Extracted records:
------------------------------

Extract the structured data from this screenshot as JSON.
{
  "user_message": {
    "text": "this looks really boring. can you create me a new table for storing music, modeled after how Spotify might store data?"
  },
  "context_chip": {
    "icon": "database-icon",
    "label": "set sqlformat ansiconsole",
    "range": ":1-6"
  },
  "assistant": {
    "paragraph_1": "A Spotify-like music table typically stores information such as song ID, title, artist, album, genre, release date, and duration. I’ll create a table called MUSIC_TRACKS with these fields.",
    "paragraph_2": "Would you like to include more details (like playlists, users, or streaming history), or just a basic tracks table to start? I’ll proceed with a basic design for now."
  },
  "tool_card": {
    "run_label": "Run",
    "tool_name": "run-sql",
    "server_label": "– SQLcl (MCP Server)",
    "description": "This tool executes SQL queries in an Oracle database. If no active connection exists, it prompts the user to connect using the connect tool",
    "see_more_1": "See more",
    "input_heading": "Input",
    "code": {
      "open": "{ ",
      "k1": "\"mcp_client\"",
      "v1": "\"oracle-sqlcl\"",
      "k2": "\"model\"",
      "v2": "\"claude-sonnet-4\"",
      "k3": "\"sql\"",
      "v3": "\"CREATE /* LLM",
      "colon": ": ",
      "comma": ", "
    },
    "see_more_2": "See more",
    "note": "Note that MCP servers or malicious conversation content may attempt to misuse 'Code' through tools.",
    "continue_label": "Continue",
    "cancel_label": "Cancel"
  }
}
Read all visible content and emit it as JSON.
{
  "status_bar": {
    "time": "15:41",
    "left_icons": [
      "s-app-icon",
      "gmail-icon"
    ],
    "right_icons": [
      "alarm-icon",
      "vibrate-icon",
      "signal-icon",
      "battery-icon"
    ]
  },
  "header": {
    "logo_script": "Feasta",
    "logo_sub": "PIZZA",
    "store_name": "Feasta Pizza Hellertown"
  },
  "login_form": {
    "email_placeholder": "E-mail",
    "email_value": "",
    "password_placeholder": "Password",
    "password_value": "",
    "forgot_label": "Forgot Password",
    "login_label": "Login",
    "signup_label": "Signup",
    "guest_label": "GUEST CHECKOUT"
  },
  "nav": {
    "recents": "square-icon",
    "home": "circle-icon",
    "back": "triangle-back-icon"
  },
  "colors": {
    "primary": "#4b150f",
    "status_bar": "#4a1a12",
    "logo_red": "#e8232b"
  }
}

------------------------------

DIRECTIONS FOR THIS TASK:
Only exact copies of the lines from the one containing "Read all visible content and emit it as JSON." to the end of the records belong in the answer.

WRITTEN ANSWER:
Read all visible content and emit it as JSON.
{
  "status_bar": {
    "time": "15:41",
    "left_icons": [
      "s-app-icon",
      "gmail-icon"
    ],
    "right_icons": [
      "alarm-icon",
      "vibrate-icon",
      "signal-icon",
      "battery-icon"
    ]
  },
  "header": {
    "logo_script": "Feasta",
    "logo_sub": "PIZZA",
    "store_name": "Feasta Pizza Hellertown"
  },
  "login_form": {
    "email_placeholder": "E-mail",
    "email_value": "",
    "password_placeholder": "Password",
    "password_value": "",
    "forgot_label": "Forgot Password",
    "login_label": "Login",
    "signup_label": "Signup",
    "guest_label": "GUEST CHECKOUT"
  },
  "nav": {
    "recents": "square-icon",
    "home": "circle-icon",
    "back": "triangle-back-icon"
  },
  "colors": {
    "primary": "#4b150f",
    "status_bar": "#4a1a12",
    "logo_red": "#e8232b"
  }
}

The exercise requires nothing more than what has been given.